Lucy Soderstrom addressed a youth gathering in Washington DC this week as part of a youth event celebrating wilderness.  The BWCA can have a profound effect on young people.  Here is her talk:

I’m a 17 year old who has come to love the Boundary Waters wilderness. For the past 5 years I’ve been taking trips into the BWCA and Quetico through YMCA Camp Widjiwagan. My Dad signed me up for my first trip when I was 12. It was an 11 day trip where I’d be camping with kids I had never met with no modern comforts and no contact with my friends and family. I actually really didn’t want to go. But as it turns out, those eleven days were among the best days I had ever spent in my life. My trips have gotten progressively longer and more challenging and this past summer, I took a 31 day trip. The Boundary Waters have been so impactful on my life, helping me gain strength, respect, and I think most importantly, self-confidence.

I have a favorite campsite. I stayed there two summers ago. This campsite sits on an island on Russell Lake. What first caught our eye was the big rock in the sun, perfect for our early-afternoon snack–dried apples. While eating, we took a look around and realized, even though we had been planning to paddle further, we couldn’t pass this campsite up. So, we stayed. That night, we fell asleep to the sound of nearby waterfalls and were woken in the middle of the night by wolves howling just across the lake. We ended up staying another day and swam, we explored, and we made an extravagant breakfast of pancakes and then calzones for supper. Not that all days are pancakes and calzones. Most of my favorite days are ones where we put on lots of miles, accomplish tough portages, and get into camp late and exhausted, but also confident in yourself and your team.

Experiences like this are part of the reason I love this wilderness area so much. There are no guidebooks, signs, or people telling you where to go or when you have to be where. You plan your own route, making adjustments as you go. I think it’s really valuable to make connections with places, for me in this example, not only with the broader BWCA, but also, specific places, like the campsite on Russell.

In the Boundary Waters, there aren’t phones, there isn’t social media or other daily stressors. We need times when we get to unplug, times where we can ignore the clock and instead focus on how we feel, what we want to do. Where we can’t only rely on Google Maps and can learn again how to use an old-fashioned compass or the sun to find our way. And in the Boundary Waters, without these things, I get my best thinking done. It’s so important to me that this wilderness exists, and I take solace in remembering my experiences there and looking forward to many more to come. That I have a place where I can get lost in the wilderness.

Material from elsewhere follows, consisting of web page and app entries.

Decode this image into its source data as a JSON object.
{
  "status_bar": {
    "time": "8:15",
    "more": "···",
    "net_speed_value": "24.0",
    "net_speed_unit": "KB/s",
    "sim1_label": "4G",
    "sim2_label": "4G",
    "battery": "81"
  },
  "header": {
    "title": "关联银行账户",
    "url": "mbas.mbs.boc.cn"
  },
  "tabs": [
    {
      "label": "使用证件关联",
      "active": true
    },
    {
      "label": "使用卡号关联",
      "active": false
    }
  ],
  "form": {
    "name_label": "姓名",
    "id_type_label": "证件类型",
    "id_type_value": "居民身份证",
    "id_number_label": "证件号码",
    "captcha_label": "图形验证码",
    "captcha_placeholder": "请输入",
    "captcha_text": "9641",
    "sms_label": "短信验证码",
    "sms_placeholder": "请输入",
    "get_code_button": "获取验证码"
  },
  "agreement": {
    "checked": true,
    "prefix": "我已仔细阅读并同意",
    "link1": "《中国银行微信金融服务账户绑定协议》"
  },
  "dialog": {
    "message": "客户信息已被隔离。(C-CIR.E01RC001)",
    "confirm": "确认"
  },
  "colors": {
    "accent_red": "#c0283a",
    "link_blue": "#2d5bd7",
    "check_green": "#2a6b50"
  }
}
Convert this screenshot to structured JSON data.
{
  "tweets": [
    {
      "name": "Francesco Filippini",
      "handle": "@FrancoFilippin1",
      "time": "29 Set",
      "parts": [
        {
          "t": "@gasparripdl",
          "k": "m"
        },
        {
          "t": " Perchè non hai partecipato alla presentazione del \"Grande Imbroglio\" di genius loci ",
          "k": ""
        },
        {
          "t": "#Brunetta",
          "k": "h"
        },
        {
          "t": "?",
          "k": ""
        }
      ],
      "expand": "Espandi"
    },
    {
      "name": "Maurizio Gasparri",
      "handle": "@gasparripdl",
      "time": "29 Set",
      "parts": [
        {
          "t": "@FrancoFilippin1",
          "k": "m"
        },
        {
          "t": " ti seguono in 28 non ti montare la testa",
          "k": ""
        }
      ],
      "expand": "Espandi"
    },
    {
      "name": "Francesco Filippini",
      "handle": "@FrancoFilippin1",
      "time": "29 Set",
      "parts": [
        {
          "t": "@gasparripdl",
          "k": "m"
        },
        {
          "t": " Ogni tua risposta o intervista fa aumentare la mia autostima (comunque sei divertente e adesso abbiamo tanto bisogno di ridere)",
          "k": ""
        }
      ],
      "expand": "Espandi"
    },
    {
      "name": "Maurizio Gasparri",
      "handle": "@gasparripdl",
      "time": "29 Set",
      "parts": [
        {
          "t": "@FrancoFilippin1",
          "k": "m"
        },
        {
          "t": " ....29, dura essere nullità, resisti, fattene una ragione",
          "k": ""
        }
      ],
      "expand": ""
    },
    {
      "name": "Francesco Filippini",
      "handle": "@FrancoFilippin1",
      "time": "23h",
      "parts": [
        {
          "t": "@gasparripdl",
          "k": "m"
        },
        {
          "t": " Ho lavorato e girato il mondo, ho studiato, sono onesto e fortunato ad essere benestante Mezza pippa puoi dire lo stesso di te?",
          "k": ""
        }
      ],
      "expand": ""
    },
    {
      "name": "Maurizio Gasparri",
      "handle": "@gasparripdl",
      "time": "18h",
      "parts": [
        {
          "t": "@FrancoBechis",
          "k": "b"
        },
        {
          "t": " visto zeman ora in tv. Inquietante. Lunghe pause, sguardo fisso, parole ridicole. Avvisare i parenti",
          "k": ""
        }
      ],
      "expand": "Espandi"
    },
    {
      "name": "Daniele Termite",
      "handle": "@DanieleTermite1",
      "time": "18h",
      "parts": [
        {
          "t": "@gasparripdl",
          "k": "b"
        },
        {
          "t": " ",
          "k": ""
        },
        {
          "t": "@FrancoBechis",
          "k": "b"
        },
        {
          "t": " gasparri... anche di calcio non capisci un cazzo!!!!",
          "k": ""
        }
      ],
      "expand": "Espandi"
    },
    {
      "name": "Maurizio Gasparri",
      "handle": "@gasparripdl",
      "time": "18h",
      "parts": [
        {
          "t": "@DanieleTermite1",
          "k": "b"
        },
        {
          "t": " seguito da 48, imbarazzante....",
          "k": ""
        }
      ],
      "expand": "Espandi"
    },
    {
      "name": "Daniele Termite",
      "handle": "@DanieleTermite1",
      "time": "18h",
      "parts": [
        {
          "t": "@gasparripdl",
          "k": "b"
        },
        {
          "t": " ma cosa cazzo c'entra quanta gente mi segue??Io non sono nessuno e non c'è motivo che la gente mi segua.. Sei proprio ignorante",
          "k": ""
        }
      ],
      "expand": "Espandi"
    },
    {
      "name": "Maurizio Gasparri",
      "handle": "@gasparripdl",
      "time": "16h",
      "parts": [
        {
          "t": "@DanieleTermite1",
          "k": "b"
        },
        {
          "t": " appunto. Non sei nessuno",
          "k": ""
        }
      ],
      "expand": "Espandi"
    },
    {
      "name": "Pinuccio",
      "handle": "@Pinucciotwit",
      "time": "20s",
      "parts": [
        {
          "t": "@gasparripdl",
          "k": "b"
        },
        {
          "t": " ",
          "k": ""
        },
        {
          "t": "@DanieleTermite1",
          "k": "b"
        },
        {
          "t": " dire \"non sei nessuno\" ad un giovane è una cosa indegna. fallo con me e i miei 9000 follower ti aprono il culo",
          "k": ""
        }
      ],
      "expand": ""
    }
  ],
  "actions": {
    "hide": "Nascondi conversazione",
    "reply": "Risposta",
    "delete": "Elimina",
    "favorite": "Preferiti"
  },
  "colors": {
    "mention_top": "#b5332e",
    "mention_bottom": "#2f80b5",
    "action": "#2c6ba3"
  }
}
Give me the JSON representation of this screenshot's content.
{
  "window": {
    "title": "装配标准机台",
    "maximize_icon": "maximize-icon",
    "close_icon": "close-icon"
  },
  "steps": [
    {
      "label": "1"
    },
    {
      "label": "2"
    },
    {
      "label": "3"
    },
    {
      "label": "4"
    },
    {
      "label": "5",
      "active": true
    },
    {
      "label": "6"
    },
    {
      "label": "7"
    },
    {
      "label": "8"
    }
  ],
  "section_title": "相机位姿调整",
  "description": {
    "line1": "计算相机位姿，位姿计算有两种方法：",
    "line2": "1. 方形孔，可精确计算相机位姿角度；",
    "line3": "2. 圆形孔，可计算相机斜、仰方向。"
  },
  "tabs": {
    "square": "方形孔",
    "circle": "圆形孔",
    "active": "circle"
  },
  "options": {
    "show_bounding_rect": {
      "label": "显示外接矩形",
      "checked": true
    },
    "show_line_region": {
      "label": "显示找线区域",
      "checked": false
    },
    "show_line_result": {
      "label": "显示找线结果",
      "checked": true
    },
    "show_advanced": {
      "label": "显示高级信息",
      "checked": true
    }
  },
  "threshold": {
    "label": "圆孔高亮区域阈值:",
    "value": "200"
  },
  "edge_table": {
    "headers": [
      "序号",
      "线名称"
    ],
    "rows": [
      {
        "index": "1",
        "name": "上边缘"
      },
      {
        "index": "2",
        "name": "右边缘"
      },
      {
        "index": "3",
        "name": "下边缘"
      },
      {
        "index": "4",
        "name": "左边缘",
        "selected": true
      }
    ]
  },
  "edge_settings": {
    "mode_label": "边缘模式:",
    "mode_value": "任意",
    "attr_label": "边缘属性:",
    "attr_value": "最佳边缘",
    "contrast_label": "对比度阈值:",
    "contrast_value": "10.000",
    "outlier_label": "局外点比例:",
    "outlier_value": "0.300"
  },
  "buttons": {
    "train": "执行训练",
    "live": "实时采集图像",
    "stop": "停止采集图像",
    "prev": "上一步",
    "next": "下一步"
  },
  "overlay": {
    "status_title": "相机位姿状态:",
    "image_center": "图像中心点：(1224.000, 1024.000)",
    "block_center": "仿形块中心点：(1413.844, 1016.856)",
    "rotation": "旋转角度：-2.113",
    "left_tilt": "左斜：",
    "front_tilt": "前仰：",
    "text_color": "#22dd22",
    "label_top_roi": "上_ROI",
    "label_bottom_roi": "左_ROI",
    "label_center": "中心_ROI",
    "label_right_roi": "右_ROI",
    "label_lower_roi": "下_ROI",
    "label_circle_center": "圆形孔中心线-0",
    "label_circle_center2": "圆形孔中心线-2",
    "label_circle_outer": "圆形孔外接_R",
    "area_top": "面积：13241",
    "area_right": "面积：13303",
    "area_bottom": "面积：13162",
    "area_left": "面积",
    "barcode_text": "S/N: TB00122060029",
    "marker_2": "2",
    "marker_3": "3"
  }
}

The time I spend in the Boundary Waters is precious. It fills me with a peace and serenity that I’ve never felt anywhere else. I hope I will be able to take my kids out to the campsite on Russell Lake.